_WHAT TO PRODUCE_
Every line below that includes the word "icon" needs to be copied.

_DATA RECORDS_
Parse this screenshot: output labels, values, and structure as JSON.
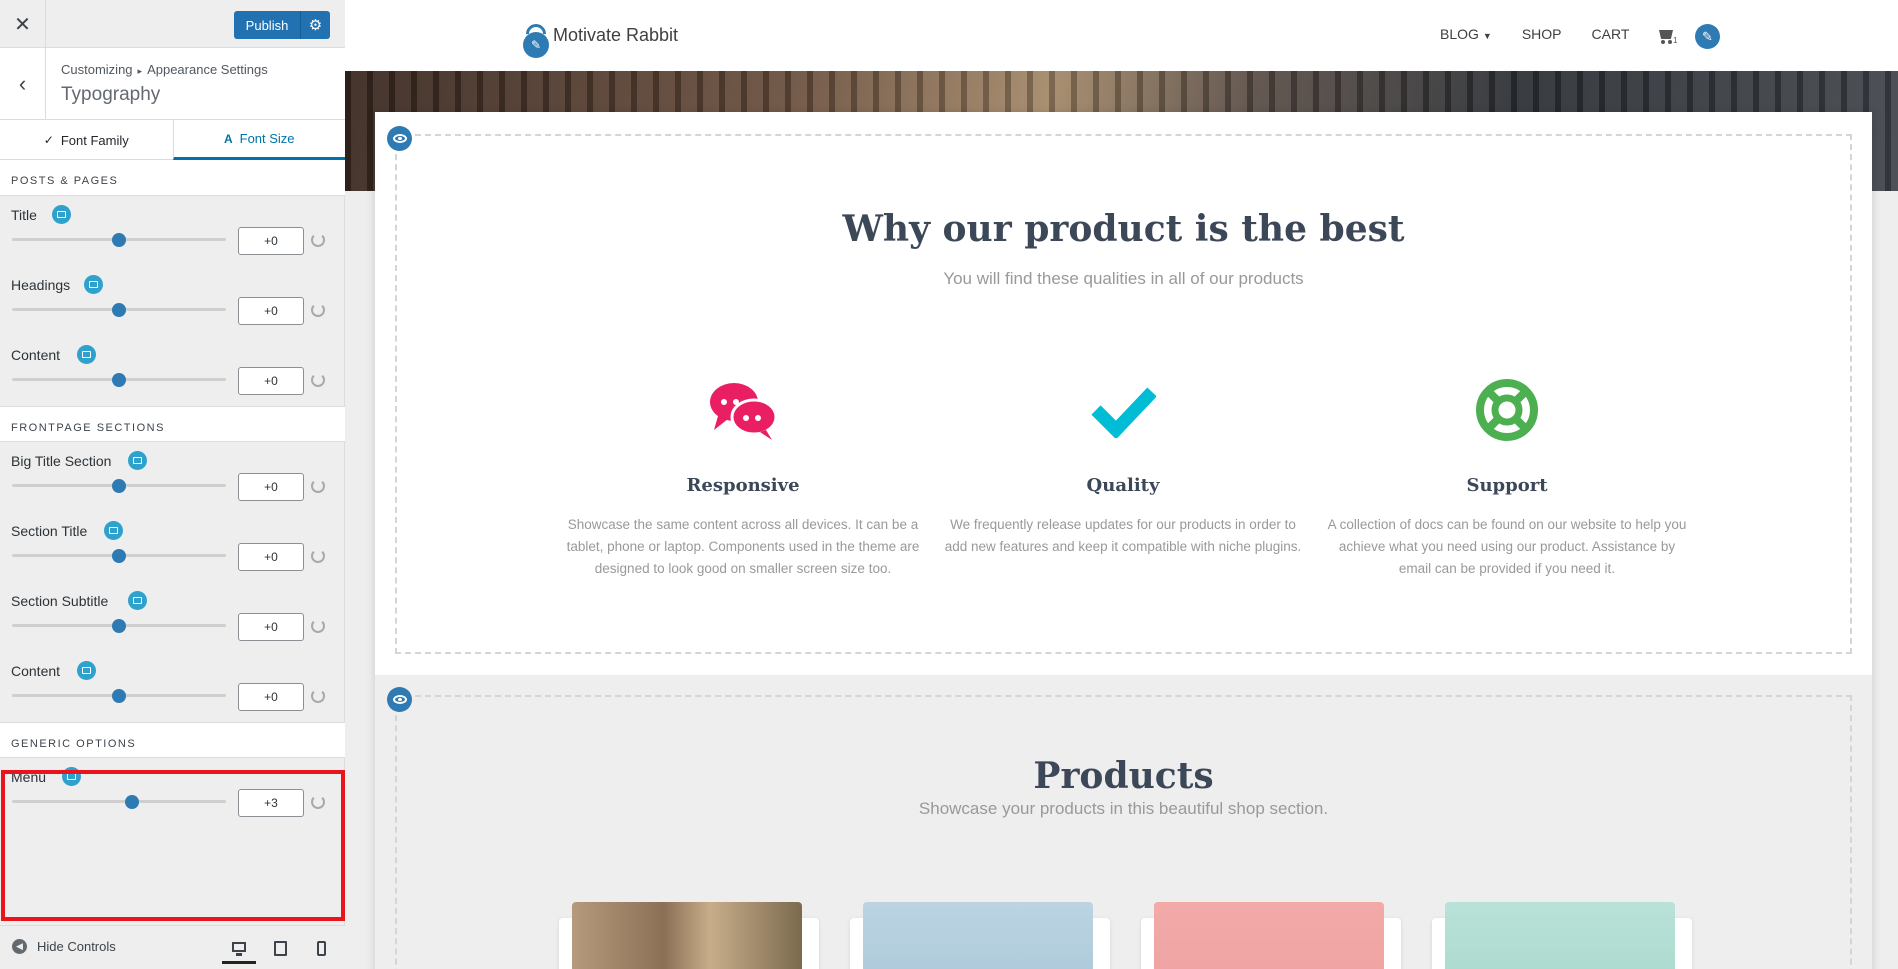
{
  "customizer": {
    "close_icon": "close-icon",
    "publish_label": "Publish",
    "breadcrumb": [
      "Customizing",
      "Appearance Settings"
    ],
    "breadcrumb_sep": "▸",
    "section_title": "Typography",
    "tabs": [
      {
        "label": "Font Family",
        "icon": "abc-check-icon",
        "active": false
      },
      {
        "label": "Font Size",
        "icon": "font-icon",
        "active": true
      }
    ],
    "groups": {
      "posts_pages": {
        "title": "Posts & Pages",
        "controls": [
          {
            "label": "Title",
            "value": "+0",
            "level": 0.5
          },
          {
            "label": "Headings",
            "value": "+0",
            "level": 0.5
          },
          {
            "label": "Content",
            "value": "+0",
            "level": 0.5
          }
        ]
      },
      "frontpage": {
        "title": "Frontpage Sections",
        "controls": [
          {
            "label": "Big Title Section",
            "value": "+0",
            "level": 0.5
          },
          {
            "label": "Section Title",
            "value": "+0",
            "level": 0.5
          },
          {
            "label": "Section Subtitle",
            "value": "+0",
            "level": 0.5
          },
          {
            "label": "Content",
            "value": "+0",
            "level": 0.5
          }
        ]
      },
      "generic": {
        "title": "Generic Options",
        "controls": [
          {
            "label": "Menu",
            "value": "+3",
            "level": 0.56
          }
        ]
      }
    },
    "hide_controls_label": "Hide Controls",
    "devices": [
      "desktop-icon",
      "tablet-icon",
      "mobile-icon"
    ],
    "highlight_color": "#e8141e",
    "accent_color": "#0073aa"
  },
  "preview": {
    "site_title": "Motivate Rabbit",
    "menu": {
      "blog": "BLOG",
      "shop": "SHOP",
      "cart": "CART",
      "cart_count": "1"
    },
    "features": {
      "title": "Why our product is the best",
      "subtitle": "You will find these qualities in all of our products",
      "items": [
        {
          "title": "Responsive",
          "text": "Showcase the same content across all devices. It can be a tablet, phone or laptop. Components used in the theme are designed to look good on smaller screen size too.",
          "color": "#e91e63",
          "icon": "chat-bubbles-icon"
        },
        {
          "title": "Quality",
          "text": "We frequently release updates for our products in order to add new features and keep it compatible with niche plugins.",
          "color": "#00bcd4",
          "icon": "checkmark-icon"
        },
        {
          "title": "Support",
          "text": "A collection of docs can be found on our website to help you achieve what you need using our product. Assistance by email can be provided if you need it.",
          "color": "#4caf50",
          "icon": "life-ring-icon"
        }
      ]
    },
    "products": {
      "title": "Products",
      "subtitle": "Showcase your products in this beautiful shop section."
    }
  }
}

_RESULT OF THE EXERCISE_
    "close_icon": "close-icon",
        "icon": "abc-check-icon",
        "icon": "font-icon",
      "desktop-icon",
      "tablet-icon",
      "mobile-icon"
          "icon": "chat-bubbles-icon"
          "icon": "checkmark-icon"
          "icon": "life-ring-icon"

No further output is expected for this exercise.